[Exercise material Boundary: Start]
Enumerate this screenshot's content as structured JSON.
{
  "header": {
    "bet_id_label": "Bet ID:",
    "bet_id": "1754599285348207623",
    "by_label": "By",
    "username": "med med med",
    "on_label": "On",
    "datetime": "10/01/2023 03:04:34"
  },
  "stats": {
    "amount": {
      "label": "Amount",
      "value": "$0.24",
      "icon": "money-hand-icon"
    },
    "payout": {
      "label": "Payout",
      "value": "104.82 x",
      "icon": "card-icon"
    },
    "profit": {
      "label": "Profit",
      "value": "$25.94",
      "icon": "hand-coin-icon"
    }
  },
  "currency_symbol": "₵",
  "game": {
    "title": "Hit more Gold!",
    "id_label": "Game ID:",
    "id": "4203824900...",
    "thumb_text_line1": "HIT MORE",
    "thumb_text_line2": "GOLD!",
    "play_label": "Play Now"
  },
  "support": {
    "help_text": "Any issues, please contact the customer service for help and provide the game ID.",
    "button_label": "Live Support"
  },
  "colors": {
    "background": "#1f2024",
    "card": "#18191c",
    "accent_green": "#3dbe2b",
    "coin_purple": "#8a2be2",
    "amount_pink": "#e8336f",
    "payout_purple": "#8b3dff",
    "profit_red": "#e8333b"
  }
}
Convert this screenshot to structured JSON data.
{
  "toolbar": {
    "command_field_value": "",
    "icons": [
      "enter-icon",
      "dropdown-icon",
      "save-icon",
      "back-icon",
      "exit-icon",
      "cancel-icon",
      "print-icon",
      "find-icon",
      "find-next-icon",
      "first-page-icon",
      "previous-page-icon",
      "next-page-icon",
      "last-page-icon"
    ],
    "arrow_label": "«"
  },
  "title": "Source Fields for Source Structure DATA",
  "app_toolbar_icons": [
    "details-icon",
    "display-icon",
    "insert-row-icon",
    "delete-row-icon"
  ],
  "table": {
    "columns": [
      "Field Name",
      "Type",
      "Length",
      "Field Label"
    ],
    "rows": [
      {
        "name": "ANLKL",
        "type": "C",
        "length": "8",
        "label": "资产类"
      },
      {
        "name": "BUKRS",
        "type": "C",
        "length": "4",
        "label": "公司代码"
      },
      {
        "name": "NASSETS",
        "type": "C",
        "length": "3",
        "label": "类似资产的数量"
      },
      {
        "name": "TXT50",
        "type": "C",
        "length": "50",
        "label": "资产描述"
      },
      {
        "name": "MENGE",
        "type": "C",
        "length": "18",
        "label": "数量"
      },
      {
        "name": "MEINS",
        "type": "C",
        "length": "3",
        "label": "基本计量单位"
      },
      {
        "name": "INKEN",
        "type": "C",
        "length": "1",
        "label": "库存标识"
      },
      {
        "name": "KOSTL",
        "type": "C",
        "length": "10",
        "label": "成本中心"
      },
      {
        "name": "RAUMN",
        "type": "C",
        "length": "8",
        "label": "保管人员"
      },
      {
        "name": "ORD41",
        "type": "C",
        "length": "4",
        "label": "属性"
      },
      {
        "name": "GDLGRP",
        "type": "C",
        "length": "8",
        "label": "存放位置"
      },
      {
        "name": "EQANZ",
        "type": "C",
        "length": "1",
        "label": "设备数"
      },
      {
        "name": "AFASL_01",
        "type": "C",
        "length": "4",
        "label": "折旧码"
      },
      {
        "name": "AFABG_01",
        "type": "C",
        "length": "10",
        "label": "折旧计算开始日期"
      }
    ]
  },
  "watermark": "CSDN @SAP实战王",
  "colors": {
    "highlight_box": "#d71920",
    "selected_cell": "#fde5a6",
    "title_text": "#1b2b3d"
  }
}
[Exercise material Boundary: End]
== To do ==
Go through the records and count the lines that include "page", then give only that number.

== The completed task ==
4